"The Eucharist demonstrates that material reality can become charged with Jesus' life, and so proclaimed hope for the whole world of matter....The matter of the Eucharist, carrying the presence of the risen Jesus, can only be a sign of life, of triumph over the death of exclusion and isolation...If the Eucharist is a sign of the ultimate Lordship of Jesus, his 'freedom' to unite to himself the whole material order as a symbol of grace, it speaks of creation itself, and the place of Jesus in creation."

Catholic and Protestant/Evangelical

"Our special character and, as we believe, our peculiar contribution to the Universal Church, arises from the fact that owing to historic circumstances, we have been enabled to combine in our one fellowship the traditional Faith and Order of the Catholic Church with that immediacy of approach to God through Christ to which the Evangelical Churches especially bear witness, and freedom of intellectual inquiry, whereby the correlation of the Christian revelation and advancing knowledge is constantly effected."
William Temple (1881-1944), Encyclical, Lambeth 1930

Liberally Catholic and Generously Orthodox

Anglican Christianity seeks to embody a liberal catholicity/generous orthodoxy. It is catholic/orthodox in its commitment to the consensus of the first centuries as expressed in the early councils and the creeds.
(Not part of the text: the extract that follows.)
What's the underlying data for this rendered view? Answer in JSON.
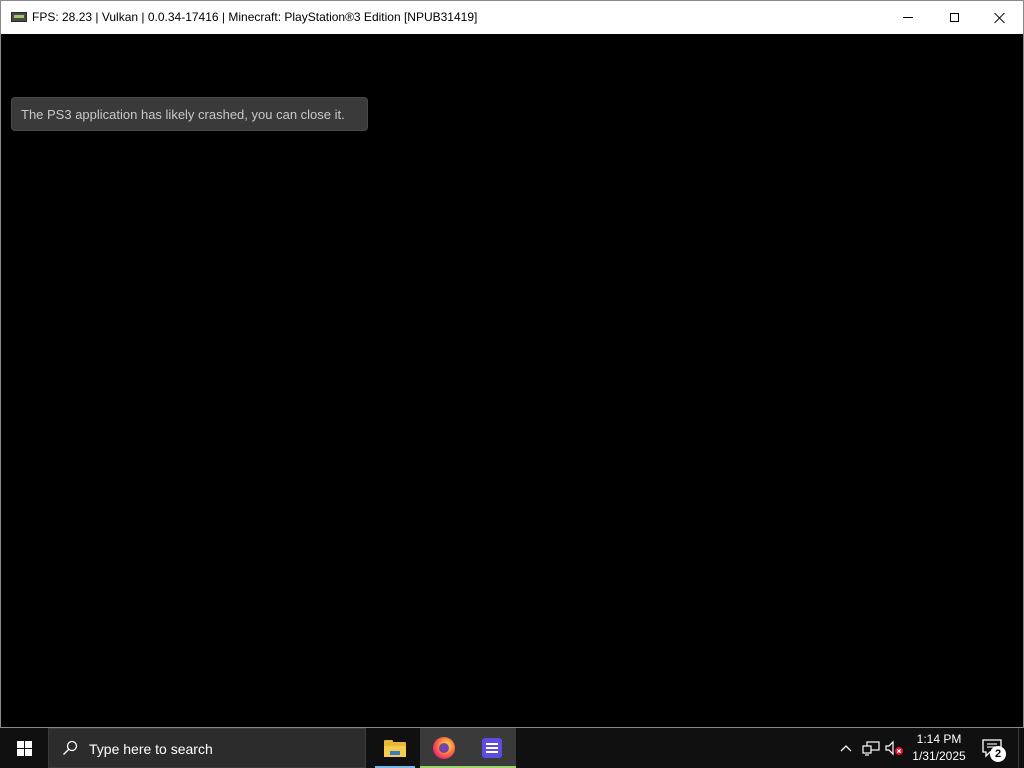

It is, as Charles Gore wrote, "conspicuously orthodox on the great fundamentals of the Trinity and the Incarnation. [Anglicanism] accepts the ecumenical councils as criteria of heresy." It is liberal/generous in its ability to reexamine how that consensus is applied in concrete historical contexts: ". . . standing ready with the whole treasury of Christian truth unimpaired to meet the demands which a new age makes upon it with its new developments of character and circumstance."

Anglican Christianity avoids the extremes "represented by a dogmatism that crushes instead of quickening the reason of the individual, making it purely passive and acquiescent, and on the other hand by an unrestrained development of the individual judgment which becomes eccentric and lawless just because it is unrestrained."

Passionate, but Patient

Anglican Christianity is characterized by what Rowan Williams calls a "passionate patience" that is reticent to declare too handily exactly how God is to defined or to presume too easily to know what God desires in all instances. Continuing with Williams, "There is in the Anglican identity a strong element of awareness of the tragic, of the dark night and the frustration of theory and order by the strangeness of God's work." [ . . . ] "The result is a mixture of poetry, reticence, humility before mystery, local loyalties and painful self-scrutinies."


  1. Greetings! My main problem with Anglicanism is the limitation of the tradition to the first five centuries. It seems to be arbitrary. There were heresies after and before, as well councils, great theologians and so on. What changed? How the Church from the 7th century is different from the one in the 4th century, that it lost its authority to authoratively shape the Christian creed. Or perhaps I misunderstand the notion of tradition somehow... Could you please recommend some writings on this question?

  2. Thank you for commenting, MK. You raise some good questions. I don't know that Anglicans necessarily "limit" tradition to the first five centuries. But, it is safe to say they have historically given those early centuries a certain priority. It is also true that representatives like Charles Grafton, Charles Gore, and C. S. Lewis were suspicious of what they considered to be later theological innovations such as papal infallibility, the Immaculate Conception, etc.

    It is also clear though that Anglicans have embraced and been influenced by later tradition. Richard Hooker and others were influenced by Thomas Aquinas, for example.